▶ [WHAT YOU SHOULD DO]
The entire listing below is to be written out exactly, minus the pictures.

▶ [MATERIALS PROVIDED]
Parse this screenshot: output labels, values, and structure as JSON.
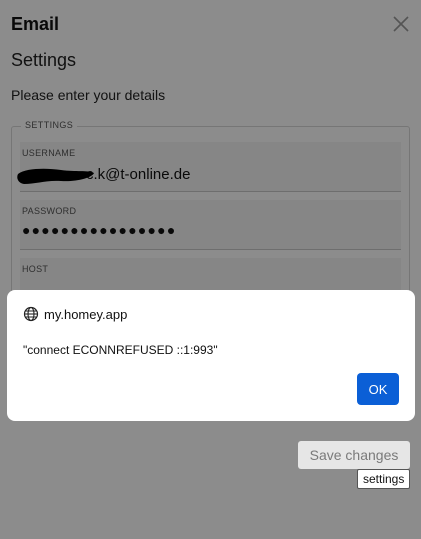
{
  "window": {
    "title": "Email"
  },
  "page": {
    "subtitle": "Settings",
    "prompt": "Please enter your details",
    "section_legend": "SETTINGS"
  },
  "fields": {
    "username": {
      "label": "USERNAME",
      "value": "c.k@t-online.de"
    },
    "password": {
      "label": "PASSWORD",
      "value": "●●●●●●●●●●●●●●●●"
    },
    "host": {
      "label": "HOST",
      "value": ""
    }
  },
  "actions": {
    "save_label": "Save changes"
  },
  "tooltip": {
    "text": "settings"
  },
  "dialog": {
    "origin": "my.homey.app",
    "message": "\"connect ECONNREFUSED ::1:993\"",
    "ok_label": "OK"
  },
  "colors": {
    "primary": "#0b5fd6",
    "overlay": "rgba(0,0,0,0.45)"
  },
  "icons": {
    "close": "close-icon",
    "origin": "globe-icon"
  }
}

▶ [RESPONSE AREA]
Parse this screenshot: output labels, values, and structure as JSON.
{
  "window": {
    "title": "Email"
  },
  "page": {
    "subtitle": "Settings",
    "prompt": "Please enter your details",
    "section_legend": "SETTINGS"
  },
  "fields": {
    "username": {
      "label": "USERNAME",
      "value": "c.k@t-online.de"
    },
    "password": {
      "label": "PASSWORD",
      "value": "●●●●●●●●●●●●●●●●"
    },
    "host": {
      "label": "HOST",
      "value": ""
    }
  },
  "actions": {
    "save_label": "Save changes"
  },
  "tooltip": {
    "text": "settings"
  },
  "dialog": {
    "origin": "my.homey.app",
    "message": "\"connect ECONNREFUSED ::1:993\"",
    "ok_label": "OK"
  },
  "colors": {
    "primary": "#0b5fd6",
    "overlay": "rgba(0,0,0,0.45)"
  },
  "icons": {
    "close": "close-icon",
    "origin": "globe-icon"
  }
}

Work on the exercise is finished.